It is hard to see how any one brief volume could better deal with this vast subject. Gallagher and Waugh know all there is to know about the Civil War and manage to convey that knowledge with balanced judgment, engaging quotations, up-to-date scholarship, and humane insight.
The interactive version of The American War includes the following features:
- Filmed debates between the others on topics such as the “inevitability” of secession, war, and Confederate defeat.
- 40+ interview-style videos embedded within the textbook, including a dozen that feature Gary Gallagher on location at several battlefield sites.
- 100+ hyperlinks to important online resources.
- PowerPoint slide presentations available as an instructor resource at the end of each chapter.
- Chapter quizzes available for easy upload to any LMS.
- Embedded reading comprehension questions.
Table of Contents
This chapter surveys the late antebellum period and carries the narrative through the election of Lincoln, the secession of the Lower South, and the firing on Fort Sumter.
This chapter covers the secession of the Upper South, the struggle for the Border States, and the mobilization of resources, strategic planning, and early military campaigns. It addresses factors such as manpower, industrial capacity, geography, historical precedent, and European reaction as elements in handicapping the conflict.
This chapter charts the huge swings of momentum on the battlefield between the winter of 1861 and the winter of 1862; introduces students to key figures such as U. S. Grant, R. E. Lee, and George B. McClellan; discusses battles such as Shiloh, the Seven Days, and Antietam; and brings to the fore the concept of contingency.
This chapter explores the profoundly important concept of the citizen-soldier-which played an equally critical role in both the United States and the Confederacy. More than half of all men who served were true volunteers who entered service before conscription had been imposed.
This chapter builds on material in earlier chapters to explore the process by which emancipation came to be a non-negotiable war aim for the United States. It makes clear that until very late in the conflict emancipation was uncertain-the war could have ended with slavery largely intact and with few black men in uniform.
This chapter focuses on the year that often is described as the time when fortunes turned irrevocably toward United States victory-with Gettysburg and Vicksburg serving as twin turning points that doomed the Confederacy.

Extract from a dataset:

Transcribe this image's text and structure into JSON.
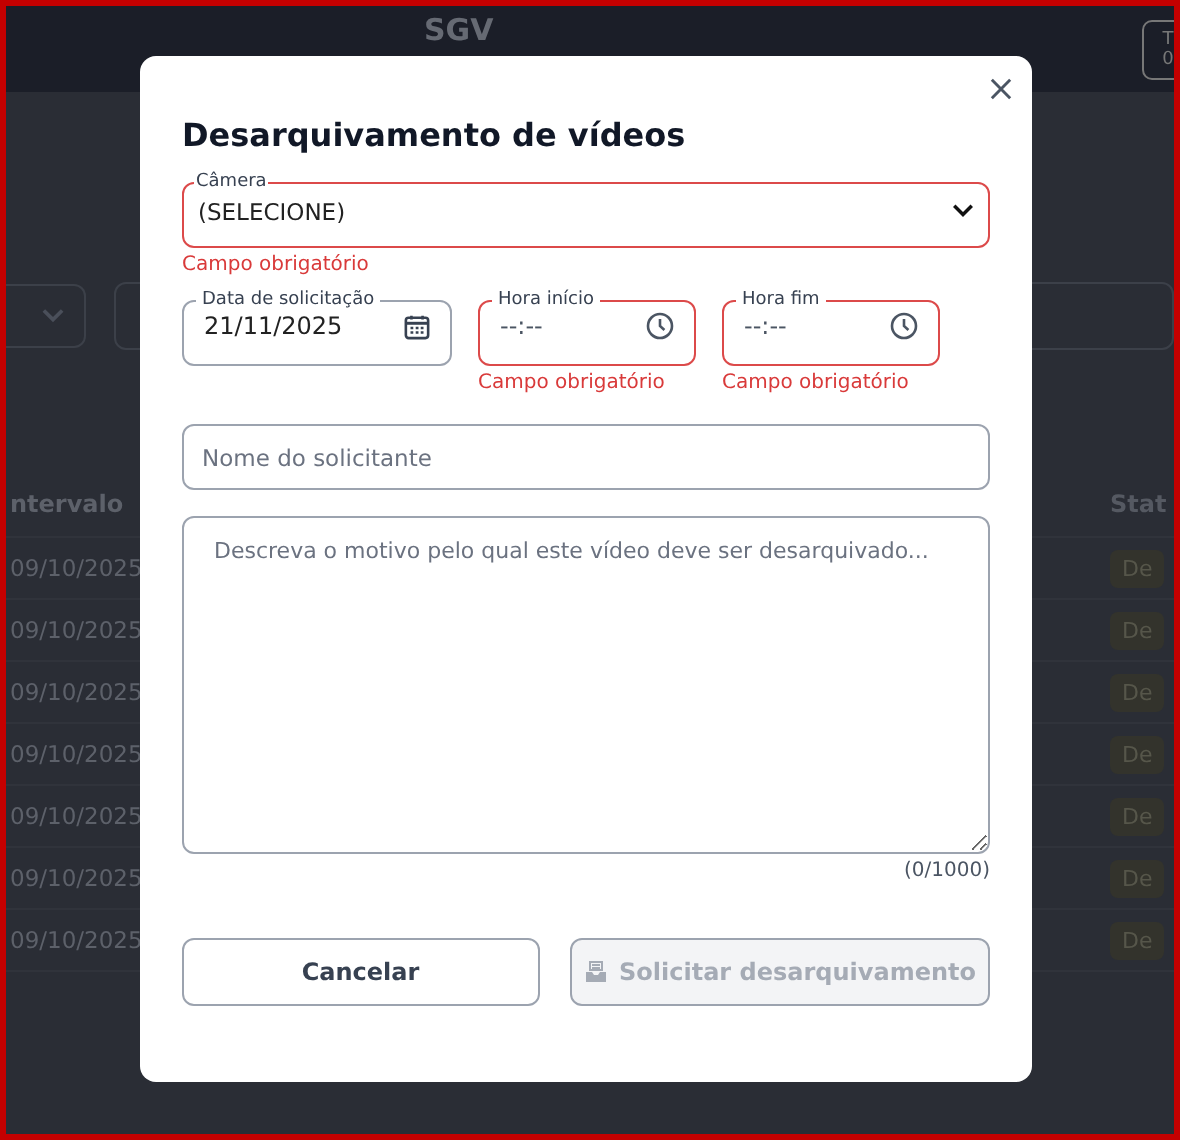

In this chapter, a more complex reading of the period is presented-which also included massive anti-draft and anti-African American riots in New York City that highlighted political turmoil on the Union home front and continuing resolve across much of the Confederacy.
This chapter describes the sense of nation that imbued both war efforts, the massive expansion of central power in the Confederacy, the impressive– but less striking–expansion of federal power in the United States, and the need to engage the conflict as a war between two modern nation states rather than as a bloody uprising by one segment of the American population.
This chapter examines the varying experiences of different groups of women, white and black, behind the lines in the United States and the Confederacy (proximity to armies played a crucial role here). It explores the movement of women into different workspaces, black and white refugees in the Confederacy, and the degree to which women supported the respective war efforts.
This chapter examines the last year of the war with a focus on U. S. Grant’s strategic planning and execution. It reinforces the theme of contingency, showing how the summer of 1864 represented the lowest point of Union morale for the war and how emancipation, even at that late date, was not a sure thing.
This chapter describes the peace agreement signed at Appomattox Court House in 1865 that achieved the United States’ goals of reunion and emancipation, and then explores the aims of northern whites, southern whites, and the freed people in the immediate aftermath of war.
This chapter examines how Republicans fared in implementing congressional Reconstruction in the southern states from 1868 to 1876.
This chapter outlines the emergence of the major memory traditions of the Civil War — Union, the Lost Cause, Emancipation, and Reconciliation.